Monday, October 12, 2009
Bob Dylan's return to Berkeley, where he played one of his first
electric shows with the Hawks more than four decades ago, clearly
meant a great deal to Saturday's standing-room-only audience at the
Greek Theatre. Where else were you going to find more people whose
lives are so wholly entwined with the 68-year-old folk singer's songs
of politics and personal liberation than in the city that gave the
world both the Free Speech Movement and backyard hot tubs?
But for Dylan, who has basically been on the road since around the
time they erected the Easter Island statues, this was clearly just
another stop on the way to the next state fair.
While the Rolling Stones and Paul McCartney have chosen the mercenary
route - big tours jammed with big hits every few years - Dylan has
chosen to do whatever the hell he wants. If that means dressing up
like Jack White's smarmy uncle, positioning himself behind the
electric keyboards and leading his unruly band through a 100-minute
show packed with songs seemingly pulled out of his flat-brimmed
Spanish hat, so be it.
Nothing much has changed since the last time Dylan was in the Bay
Area, or the time before that. The encore once again saw his band
burning through bludgeoning renditions of "Like a Rolling Stone" and
"All Along the Watchtower," while everything else - from 1964's "The
Lonesome Death of Hattie Carroll," all the way through to "Jolene,"
from this year's "Together Through Life" - was delivered as a
lolloping death march wrapped up in loud guitars and abrasive horn
blasts, with Dylan not so much singing the lyrics as coughing up the
words through his nose.
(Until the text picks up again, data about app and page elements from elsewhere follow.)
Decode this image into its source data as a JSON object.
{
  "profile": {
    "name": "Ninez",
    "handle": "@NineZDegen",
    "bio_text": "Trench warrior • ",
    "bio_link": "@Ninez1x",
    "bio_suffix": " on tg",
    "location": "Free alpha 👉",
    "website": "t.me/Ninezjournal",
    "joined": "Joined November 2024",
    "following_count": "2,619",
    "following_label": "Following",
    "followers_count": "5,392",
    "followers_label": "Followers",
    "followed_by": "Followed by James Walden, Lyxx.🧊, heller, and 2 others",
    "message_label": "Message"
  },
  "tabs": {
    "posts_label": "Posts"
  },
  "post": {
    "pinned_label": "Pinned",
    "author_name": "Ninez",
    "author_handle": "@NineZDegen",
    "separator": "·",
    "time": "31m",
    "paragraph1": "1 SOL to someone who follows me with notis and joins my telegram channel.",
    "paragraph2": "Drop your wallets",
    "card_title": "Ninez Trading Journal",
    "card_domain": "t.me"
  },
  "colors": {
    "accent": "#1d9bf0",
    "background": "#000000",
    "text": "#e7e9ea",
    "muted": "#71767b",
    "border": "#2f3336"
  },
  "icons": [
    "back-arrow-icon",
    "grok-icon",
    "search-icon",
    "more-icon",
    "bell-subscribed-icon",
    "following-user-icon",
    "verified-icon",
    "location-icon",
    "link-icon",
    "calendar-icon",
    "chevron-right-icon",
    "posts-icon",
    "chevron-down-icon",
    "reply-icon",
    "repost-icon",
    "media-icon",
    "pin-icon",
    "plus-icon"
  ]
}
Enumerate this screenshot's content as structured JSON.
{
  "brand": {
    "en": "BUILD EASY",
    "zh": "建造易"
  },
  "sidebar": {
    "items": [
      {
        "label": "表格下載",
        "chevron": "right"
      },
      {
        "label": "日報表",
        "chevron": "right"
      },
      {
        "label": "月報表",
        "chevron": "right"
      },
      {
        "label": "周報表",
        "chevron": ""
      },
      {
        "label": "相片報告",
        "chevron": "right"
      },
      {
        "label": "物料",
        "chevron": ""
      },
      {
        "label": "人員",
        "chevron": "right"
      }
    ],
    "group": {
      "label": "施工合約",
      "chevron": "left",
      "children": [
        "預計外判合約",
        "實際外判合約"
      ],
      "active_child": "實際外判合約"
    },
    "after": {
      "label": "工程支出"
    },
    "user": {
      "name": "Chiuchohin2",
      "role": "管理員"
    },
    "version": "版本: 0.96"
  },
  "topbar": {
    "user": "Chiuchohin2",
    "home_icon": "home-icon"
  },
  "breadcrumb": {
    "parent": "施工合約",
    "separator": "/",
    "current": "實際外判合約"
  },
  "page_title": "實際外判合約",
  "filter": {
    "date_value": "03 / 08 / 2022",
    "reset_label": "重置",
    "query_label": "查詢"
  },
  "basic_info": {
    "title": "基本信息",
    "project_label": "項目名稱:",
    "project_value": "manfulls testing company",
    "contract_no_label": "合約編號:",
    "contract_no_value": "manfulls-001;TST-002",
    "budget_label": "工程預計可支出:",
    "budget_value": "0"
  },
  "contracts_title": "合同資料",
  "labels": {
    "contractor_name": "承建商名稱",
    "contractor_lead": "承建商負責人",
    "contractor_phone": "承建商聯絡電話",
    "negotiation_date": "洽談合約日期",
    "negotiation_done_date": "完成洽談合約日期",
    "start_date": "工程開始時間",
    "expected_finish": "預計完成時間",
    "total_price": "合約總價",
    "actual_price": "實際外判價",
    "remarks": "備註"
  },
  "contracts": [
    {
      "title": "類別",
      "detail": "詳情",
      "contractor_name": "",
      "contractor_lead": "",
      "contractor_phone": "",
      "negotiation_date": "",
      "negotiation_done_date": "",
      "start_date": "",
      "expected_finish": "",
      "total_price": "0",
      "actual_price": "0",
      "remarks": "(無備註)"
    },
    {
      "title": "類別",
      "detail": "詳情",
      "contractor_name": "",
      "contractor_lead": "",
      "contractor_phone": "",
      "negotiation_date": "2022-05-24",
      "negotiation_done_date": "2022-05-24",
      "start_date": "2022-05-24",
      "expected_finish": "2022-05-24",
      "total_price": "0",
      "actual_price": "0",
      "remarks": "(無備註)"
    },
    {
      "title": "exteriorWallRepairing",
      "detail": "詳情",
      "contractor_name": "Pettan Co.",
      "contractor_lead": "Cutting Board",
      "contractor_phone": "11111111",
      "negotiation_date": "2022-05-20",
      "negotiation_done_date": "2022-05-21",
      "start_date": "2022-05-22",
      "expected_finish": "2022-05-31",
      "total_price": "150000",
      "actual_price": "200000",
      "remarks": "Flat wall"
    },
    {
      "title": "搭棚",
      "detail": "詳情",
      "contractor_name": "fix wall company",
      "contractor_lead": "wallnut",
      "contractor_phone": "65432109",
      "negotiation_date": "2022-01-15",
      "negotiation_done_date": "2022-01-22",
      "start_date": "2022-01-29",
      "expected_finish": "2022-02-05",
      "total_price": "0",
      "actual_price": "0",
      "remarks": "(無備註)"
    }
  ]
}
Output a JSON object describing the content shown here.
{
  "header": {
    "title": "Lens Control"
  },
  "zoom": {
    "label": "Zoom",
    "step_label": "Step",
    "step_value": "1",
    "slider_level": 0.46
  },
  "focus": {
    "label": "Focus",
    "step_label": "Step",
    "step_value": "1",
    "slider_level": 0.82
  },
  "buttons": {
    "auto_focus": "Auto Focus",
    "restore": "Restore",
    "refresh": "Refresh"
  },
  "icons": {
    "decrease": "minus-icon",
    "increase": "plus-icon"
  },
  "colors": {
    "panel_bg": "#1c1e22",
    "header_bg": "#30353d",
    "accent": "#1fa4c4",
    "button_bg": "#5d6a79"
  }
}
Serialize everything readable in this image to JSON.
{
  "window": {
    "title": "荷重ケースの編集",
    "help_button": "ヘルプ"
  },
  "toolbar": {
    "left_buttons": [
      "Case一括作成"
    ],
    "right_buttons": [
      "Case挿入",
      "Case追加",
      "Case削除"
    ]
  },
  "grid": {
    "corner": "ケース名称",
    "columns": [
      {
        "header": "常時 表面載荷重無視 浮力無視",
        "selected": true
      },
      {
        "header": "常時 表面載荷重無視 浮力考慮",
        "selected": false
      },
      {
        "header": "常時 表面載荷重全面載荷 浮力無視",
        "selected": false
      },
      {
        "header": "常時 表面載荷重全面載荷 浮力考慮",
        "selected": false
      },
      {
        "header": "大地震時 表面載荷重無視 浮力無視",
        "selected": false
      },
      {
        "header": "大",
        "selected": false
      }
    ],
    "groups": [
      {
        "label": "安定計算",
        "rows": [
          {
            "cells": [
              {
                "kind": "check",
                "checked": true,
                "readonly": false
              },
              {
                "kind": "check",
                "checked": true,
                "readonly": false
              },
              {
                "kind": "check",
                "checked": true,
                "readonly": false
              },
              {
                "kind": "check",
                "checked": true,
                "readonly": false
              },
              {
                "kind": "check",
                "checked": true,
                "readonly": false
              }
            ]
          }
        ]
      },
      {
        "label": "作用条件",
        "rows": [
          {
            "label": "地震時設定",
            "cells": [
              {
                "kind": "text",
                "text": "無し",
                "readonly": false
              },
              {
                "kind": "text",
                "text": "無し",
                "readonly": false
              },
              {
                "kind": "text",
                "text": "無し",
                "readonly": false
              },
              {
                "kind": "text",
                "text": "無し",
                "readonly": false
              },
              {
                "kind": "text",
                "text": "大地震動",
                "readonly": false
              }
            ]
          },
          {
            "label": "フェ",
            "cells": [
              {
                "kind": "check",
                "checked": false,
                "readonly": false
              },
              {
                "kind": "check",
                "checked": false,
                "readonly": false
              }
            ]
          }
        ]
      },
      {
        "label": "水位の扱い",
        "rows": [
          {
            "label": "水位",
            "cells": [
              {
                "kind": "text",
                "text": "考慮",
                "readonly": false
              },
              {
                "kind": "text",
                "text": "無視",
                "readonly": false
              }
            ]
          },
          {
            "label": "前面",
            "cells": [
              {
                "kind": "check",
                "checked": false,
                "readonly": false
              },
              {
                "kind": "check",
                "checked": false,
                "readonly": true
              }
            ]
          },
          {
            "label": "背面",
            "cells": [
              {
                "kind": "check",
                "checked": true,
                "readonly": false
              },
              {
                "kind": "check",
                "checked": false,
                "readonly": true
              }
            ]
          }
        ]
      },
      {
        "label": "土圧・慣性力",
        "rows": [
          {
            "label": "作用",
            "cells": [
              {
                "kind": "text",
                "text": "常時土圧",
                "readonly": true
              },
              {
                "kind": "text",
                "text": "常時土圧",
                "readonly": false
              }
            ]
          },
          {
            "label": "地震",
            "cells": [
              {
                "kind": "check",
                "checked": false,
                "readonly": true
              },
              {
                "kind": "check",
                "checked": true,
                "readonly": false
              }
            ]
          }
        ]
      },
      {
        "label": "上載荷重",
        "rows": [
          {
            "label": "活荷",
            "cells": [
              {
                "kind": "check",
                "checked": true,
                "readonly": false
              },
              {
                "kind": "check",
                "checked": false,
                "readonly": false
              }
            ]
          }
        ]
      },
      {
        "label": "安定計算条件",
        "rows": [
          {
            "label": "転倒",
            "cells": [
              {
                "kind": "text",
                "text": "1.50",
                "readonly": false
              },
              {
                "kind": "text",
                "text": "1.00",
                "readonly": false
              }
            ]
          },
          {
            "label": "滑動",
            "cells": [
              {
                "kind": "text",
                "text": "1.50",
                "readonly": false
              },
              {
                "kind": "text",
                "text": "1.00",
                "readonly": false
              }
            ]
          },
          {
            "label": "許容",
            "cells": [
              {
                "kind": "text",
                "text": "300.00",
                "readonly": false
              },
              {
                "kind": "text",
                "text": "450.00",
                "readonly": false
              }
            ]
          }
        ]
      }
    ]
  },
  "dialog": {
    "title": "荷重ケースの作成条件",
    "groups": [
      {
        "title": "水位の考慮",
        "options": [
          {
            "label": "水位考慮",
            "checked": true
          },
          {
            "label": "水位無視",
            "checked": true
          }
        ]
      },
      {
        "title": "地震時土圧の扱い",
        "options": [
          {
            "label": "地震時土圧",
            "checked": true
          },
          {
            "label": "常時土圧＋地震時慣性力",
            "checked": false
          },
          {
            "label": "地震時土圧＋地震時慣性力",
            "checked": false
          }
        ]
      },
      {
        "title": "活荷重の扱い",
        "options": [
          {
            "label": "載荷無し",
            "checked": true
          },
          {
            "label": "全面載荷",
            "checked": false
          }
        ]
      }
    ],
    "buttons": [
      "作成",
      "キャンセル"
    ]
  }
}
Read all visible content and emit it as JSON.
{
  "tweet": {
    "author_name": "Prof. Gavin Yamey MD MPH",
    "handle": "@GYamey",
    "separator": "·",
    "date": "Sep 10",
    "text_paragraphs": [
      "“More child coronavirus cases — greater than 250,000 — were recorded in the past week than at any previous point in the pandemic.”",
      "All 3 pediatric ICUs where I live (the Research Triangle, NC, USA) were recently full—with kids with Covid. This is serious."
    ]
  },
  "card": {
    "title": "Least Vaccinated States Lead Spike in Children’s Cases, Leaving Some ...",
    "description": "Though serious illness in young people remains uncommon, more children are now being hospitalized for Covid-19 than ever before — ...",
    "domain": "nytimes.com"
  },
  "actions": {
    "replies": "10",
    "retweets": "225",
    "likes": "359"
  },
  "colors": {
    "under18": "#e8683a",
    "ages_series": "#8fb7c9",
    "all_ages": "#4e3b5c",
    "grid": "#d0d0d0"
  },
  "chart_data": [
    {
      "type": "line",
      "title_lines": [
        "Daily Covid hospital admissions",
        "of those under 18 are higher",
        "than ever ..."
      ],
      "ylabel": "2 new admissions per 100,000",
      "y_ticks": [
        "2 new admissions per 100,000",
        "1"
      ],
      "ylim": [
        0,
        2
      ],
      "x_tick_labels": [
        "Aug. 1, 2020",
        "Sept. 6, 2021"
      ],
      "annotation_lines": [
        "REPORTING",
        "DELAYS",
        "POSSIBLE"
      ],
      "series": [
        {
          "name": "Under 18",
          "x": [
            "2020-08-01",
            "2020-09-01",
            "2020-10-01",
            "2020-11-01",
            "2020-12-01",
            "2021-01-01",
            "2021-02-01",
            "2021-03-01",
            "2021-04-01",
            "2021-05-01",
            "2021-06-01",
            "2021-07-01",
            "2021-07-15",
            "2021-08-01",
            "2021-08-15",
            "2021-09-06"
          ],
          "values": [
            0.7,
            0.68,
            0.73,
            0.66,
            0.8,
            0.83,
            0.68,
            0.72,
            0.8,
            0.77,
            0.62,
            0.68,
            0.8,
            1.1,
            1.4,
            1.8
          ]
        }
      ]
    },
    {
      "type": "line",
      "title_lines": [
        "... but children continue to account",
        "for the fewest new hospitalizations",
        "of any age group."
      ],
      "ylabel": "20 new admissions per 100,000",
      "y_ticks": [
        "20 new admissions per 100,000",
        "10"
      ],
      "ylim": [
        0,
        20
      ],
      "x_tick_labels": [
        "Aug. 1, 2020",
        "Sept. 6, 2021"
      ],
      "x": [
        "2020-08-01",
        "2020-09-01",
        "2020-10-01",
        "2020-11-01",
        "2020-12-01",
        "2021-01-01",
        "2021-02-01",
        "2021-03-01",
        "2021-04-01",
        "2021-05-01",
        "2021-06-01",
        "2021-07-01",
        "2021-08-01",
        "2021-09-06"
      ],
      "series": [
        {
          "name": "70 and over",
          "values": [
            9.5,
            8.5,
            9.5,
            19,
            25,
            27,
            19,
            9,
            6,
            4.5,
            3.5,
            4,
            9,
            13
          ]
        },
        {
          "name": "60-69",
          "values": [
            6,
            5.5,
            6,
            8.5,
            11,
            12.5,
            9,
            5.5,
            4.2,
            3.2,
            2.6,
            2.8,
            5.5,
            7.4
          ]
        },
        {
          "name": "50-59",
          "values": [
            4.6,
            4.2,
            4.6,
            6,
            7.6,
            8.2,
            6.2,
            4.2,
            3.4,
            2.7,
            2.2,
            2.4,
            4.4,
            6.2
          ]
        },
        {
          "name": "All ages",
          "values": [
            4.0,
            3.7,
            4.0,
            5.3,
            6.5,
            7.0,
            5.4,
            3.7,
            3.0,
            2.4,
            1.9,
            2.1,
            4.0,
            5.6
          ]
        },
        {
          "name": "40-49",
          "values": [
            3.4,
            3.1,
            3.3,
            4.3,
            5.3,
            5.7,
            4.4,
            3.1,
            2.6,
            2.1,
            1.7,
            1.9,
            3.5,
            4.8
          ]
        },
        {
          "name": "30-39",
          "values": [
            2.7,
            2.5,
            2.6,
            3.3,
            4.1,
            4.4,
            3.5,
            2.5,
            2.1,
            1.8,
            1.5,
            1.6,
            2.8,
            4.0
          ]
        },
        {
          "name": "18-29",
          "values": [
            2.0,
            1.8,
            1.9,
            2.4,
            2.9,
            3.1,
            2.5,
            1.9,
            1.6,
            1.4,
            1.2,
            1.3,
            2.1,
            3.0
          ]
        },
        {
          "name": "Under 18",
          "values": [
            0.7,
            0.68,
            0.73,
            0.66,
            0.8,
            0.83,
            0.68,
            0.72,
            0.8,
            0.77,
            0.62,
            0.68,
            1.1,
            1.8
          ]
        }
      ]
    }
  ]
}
His defiance is as invigorating as it is frustrating. The farcical
blast of strings and booming voice that snidely introduced him as
"the voice of 1960s counterculture" at the top of the show made it
clear that Dylan wasn't going to take the same nostalgia trip as his
fans. As long as they sat through the sweet-natured love songs and
stifled harmonica solos from his most recent work, though, then he
seemed willing to indulge them - as long as it was on his terms.
E-Mail Aidin Vaziri at firstname.lastname@example.org.